How Dubai Works


Dubai History and Attractions
Sheik Mohammed, the ruler of Dubai, has driven the emirate's wealth.
Sheik Mohammed, the ruler of Dubai, has driven the emirate's wealth.
Ramzi Haidar/AFP/Getty Images

In the 1980s, Dubai's royals realized their emirate's main source of revenue -- oil -- wou­ld not last far into the next century. Oil discovered in 1966 enlivened the small desert city previously known for its pearl exports and fishing industry.

Dubai's Sheik Rashi­d bin Saeed al Maktoum, who ruled from 1958 to 1990, is largely credited with dreaming up Dubai. But it's his son, Sheik Mohammed bin Rashid al Maktoum, ruler since 2006, who has made the city materialize.

Sheik Mohammed's endless ambition epitomizes Duba­i. He encourages the creativity and outlandishness that drive tourists to a destination city in a harsh climate, far from other cultural capitals. Many trace Dubai's entrée into global prominence to 1­985, when Sheik Mohammed started Emirates Airlines with his own funds and only two planes. The enterprise, profitable within a year, now serves more than 80 destinations.

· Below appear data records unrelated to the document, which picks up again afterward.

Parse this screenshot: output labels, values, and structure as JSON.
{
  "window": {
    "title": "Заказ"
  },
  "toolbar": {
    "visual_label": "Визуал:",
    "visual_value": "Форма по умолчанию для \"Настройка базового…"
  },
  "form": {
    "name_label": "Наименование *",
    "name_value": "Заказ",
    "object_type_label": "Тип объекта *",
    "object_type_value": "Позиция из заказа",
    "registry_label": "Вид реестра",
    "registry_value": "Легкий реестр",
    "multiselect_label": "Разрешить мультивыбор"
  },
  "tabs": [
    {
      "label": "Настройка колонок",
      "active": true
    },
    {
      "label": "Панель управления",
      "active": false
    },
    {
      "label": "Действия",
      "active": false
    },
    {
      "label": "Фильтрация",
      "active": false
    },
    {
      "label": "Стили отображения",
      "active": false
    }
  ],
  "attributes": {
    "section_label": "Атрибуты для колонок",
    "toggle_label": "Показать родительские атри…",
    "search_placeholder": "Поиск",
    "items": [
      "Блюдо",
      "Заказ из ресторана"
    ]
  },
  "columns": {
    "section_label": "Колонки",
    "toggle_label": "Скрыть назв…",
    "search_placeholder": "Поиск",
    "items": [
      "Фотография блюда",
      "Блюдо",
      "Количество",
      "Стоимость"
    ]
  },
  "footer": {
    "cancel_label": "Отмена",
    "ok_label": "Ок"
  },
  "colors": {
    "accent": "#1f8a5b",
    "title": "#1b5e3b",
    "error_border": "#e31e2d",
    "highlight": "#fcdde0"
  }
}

Dubai is perhaps most famous for its seven-star hotel, the Burj Al Arab, a sail-shaped, suites-only luxury destination liberally decorated with 22-karat gold. For some, the hotel is Dubai's sole attraction -- an indoor vacation in itself. But outside, Dubai grows more astonishing.

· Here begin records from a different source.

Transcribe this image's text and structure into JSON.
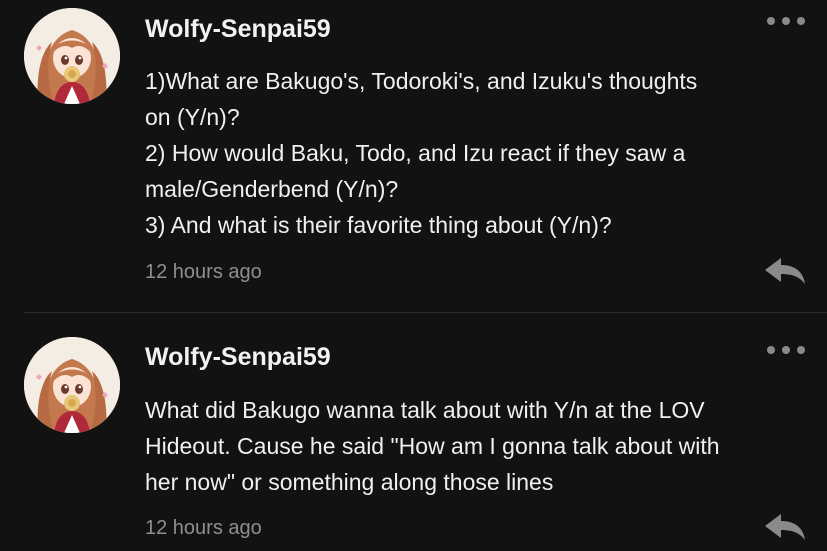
{
  "comments": [
    {
      "username": "Wolfy-Senpai59",
      "lines": [
        "1)What are Bakugo's, Todoroki's, and Izuku's thoughts",
        "on (Y/n)?",
        "2) How would Baku, Todo, and Izu react if they saw a",
        "male/Genderbend (Y/n)?",
        "3) And what is their favorite thing about (Y/n)?"
      ],
      "timestamp": "12 hours ago"
    },
    {
      "username": "Wolfy-Senpai59",
      "lines": [
        "What did Bakugo wanna talk about with Y/n at the LOV",
        "Hideout. Cause he said \"How am I gonna talk about with",
        "her now\" or something along those lines"
      ],
      "timestamp": "12 hours ago"
    }
  ],
  "icons": {
    "avatar": "anime-girl-avatar",
    "more": "more-options-icon",
    "reply": "reply-arrow-icon"
  },
  "colors": {
    "background": "#121212",
    "text": "#f0f0f0",
    "muted": "#8e8e8e"
  }
}
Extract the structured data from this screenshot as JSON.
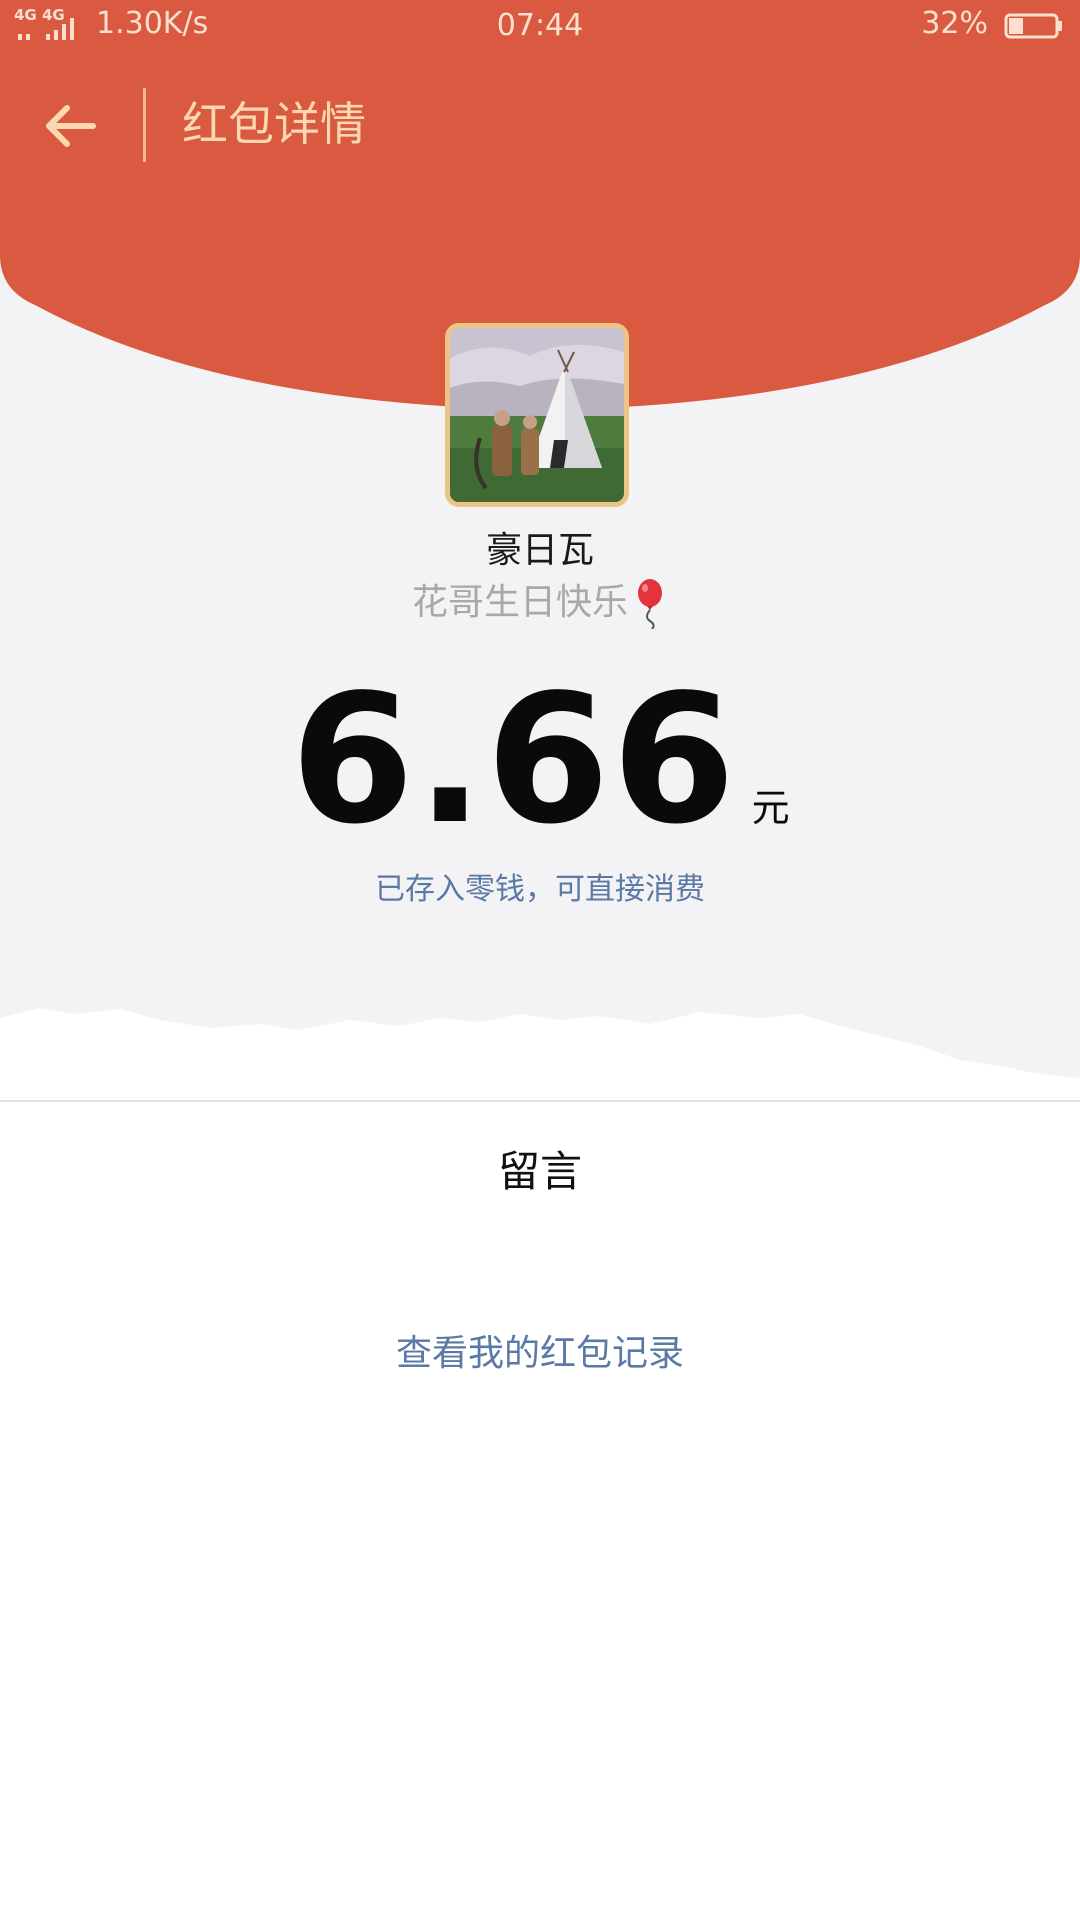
{
  "status_bar": {
    "network_badge": "4G 4G",
    "net_speed": "1.30K/s",
    "time": "07:44",
    "battery": "32%",
    "battery_level": 0.32,
    "signal_icon": "signal-bars-icon",
    "battery_icon": "battery-icon"
  },
  "nav": {
    "back_icon": "arrow-left-icon",
    "title": "红包详情"
  },
  "packet": {
    "sender_name": "豪日瓦",
    "greeting": "花哥生日快乐",
    "greeting_emoji": "balloon-icon",
    "amount": "6.66",
    "currency": "元",
    "stored_note": "已存入零钱，可直接消费"
  },
  "messages": {
    "title": "留言"
  },
  "footer": {
    "records_link": "查看我的红包记录"
  },
  "colors": {
    "header_red": "#d95a40",
    "nav_accent": "#fbd8b0",
    "link_blue": "#5a79a6",
    "avatar_border": "#edc487",
    "page_grey": "#f3f2f4"
  }
}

Men in traditional dress watch children play at Ski Dubai, part of the Mall of the Emirates.
Men in traditional dress watch children play at Ski Dubai, part of the Mall of the Emirates.
Nasser Younes/AFP/Getty Images

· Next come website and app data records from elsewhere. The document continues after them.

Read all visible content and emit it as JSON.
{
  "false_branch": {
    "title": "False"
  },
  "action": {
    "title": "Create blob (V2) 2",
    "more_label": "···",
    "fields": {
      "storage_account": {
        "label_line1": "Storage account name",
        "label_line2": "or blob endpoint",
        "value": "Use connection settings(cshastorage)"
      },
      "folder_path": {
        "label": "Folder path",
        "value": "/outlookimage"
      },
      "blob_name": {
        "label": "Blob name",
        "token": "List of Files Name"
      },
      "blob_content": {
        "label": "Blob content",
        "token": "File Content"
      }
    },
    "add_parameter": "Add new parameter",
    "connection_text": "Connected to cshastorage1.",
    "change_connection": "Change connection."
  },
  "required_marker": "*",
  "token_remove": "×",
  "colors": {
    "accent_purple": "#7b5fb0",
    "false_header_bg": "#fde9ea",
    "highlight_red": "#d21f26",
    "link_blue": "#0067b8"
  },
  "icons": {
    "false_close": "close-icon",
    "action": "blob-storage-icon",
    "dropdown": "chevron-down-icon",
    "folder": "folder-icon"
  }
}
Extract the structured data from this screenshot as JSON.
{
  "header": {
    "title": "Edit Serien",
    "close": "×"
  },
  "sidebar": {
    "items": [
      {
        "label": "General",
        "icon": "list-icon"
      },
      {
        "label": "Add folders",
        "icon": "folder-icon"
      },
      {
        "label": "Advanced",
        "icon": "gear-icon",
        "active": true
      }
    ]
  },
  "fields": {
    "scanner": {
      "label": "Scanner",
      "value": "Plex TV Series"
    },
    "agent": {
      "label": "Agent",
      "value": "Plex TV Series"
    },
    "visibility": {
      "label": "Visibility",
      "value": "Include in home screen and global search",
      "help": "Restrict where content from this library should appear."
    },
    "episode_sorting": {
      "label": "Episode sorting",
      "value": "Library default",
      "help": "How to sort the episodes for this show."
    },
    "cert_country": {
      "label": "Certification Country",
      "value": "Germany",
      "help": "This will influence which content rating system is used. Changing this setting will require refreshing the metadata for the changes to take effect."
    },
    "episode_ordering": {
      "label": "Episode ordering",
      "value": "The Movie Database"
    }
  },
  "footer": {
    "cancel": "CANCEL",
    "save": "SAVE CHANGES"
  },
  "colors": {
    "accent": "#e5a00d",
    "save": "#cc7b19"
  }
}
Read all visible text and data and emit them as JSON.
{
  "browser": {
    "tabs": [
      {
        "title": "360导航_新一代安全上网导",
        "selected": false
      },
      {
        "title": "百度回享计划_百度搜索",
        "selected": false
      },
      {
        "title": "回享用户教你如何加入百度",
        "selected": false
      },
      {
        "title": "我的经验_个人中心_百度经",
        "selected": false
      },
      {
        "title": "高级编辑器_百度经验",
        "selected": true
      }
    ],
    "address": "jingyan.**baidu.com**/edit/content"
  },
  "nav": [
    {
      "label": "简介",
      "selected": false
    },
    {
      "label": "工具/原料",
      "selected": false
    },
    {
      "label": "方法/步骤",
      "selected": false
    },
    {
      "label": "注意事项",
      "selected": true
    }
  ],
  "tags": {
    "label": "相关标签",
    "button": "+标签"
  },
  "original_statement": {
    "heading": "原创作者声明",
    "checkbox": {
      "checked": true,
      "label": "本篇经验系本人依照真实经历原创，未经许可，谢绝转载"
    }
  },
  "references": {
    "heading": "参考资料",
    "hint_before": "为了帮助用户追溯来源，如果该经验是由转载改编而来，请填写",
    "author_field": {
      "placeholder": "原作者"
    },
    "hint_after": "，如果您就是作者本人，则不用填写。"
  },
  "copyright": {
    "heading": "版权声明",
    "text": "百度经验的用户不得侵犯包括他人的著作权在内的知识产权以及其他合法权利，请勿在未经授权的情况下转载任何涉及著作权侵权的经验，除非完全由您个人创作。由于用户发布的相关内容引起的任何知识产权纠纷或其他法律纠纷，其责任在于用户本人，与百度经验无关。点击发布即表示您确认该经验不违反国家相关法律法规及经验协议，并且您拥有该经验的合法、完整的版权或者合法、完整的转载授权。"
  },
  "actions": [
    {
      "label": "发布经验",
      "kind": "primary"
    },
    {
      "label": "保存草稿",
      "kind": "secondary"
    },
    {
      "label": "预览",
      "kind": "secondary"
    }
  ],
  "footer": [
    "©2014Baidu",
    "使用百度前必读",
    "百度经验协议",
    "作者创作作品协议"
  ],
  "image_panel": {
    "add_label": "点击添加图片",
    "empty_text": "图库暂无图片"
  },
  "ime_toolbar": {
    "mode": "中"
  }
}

In 2008, workers will complete construction on the Burj Dubai, the new tallest building in the world. A palm-shaped island of apartments and villas extends out into the Persian Gulf and can be seen from space. Two larger palm islands and an archipelago shaped like a map of the world are also under construction. Soon Dubai will boast the world's largest mall, longest indoor ski run and biggest theme park. There are even plans for a district with buildings made to look like chess pieces.

Announcements of new projects in Dubai are usually prefaced by such superlatives as "world's tallest" or "most luxurious on Earth." But underlying all the remarkable,­ ostentatious design is also an intensity of service sure to surprise all but the most pampered visitors. Bedouin culture is known for its hospitality, and Dubai lives up to the reputation.

In the next section we'll learn about Dubai's plans for regional financial domination and the Emiratie identity crisis.

­


More to Explore